Going through the entries below, copy out each line that contains "understand".

[Dataset entries]
────────────────────

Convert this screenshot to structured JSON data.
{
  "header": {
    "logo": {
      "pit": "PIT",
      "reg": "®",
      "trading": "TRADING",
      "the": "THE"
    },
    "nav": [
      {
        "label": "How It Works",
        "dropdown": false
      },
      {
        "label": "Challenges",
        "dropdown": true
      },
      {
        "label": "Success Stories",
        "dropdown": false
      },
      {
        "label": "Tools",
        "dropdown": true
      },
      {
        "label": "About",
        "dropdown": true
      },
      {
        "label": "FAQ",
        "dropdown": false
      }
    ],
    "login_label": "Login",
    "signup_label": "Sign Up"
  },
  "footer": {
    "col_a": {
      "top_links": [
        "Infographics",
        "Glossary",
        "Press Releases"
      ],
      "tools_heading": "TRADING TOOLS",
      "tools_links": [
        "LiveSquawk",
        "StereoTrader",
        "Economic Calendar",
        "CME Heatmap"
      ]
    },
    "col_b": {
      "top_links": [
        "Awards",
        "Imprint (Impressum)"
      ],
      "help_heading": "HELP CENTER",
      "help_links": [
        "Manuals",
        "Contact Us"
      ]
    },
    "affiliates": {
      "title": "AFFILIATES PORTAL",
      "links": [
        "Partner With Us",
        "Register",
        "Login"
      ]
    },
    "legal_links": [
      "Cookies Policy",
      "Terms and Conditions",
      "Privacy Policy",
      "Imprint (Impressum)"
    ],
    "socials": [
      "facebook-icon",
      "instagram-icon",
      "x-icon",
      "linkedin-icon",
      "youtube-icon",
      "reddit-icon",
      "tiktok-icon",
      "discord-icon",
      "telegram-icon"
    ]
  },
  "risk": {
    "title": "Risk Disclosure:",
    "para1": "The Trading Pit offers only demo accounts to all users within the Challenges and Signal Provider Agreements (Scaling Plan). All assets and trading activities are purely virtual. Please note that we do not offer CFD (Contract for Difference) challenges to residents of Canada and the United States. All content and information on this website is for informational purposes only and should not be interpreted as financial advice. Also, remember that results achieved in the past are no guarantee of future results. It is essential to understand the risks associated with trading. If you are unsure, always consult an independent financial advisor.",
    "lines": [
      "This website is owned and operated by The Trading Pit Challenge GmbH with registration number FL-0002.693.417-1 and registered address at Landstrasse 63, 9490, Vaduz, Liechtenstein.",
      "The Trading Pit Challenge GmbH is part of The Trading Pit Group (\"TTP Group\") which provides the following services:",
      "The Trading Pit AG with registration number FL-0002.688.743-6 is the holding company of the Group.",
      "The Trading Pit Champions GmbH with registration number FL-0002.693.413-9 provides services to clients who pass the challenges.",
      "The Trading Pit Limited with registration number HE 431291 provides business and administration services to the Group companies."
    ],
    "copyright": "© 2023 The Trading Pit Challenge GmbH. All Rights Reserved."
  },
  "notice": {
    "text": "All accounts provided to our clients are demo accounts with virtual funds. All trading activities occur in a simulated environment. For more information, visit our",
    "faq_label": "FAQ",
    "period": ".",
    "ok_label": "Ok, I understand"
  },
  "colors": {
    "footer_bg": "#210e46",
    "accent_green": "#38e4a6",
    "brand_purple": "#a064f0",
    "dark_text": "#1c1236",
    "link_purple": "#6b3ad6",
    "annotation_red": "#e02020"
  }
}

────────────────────

■ **Answer section**:
    "para1": "The Trading Pit offers only demo accounts to all users within the Challenges and Signal Provider Agreements (Scaling Plan). All assets and trading activities are purely virtual. Please note that we do not offer CFD (Contract for Difference) challenges to residents of Canada and the United States. All content and information on this website is for informational purposes only and should not be interpreted as financial advice. Also, remember that results achieved in the past are no guarantee of future results. It is essential to understand the risks associated with trading. If you are unsure, always consult an independent financial advisor.",
    "ok_label": "Ok, I understand"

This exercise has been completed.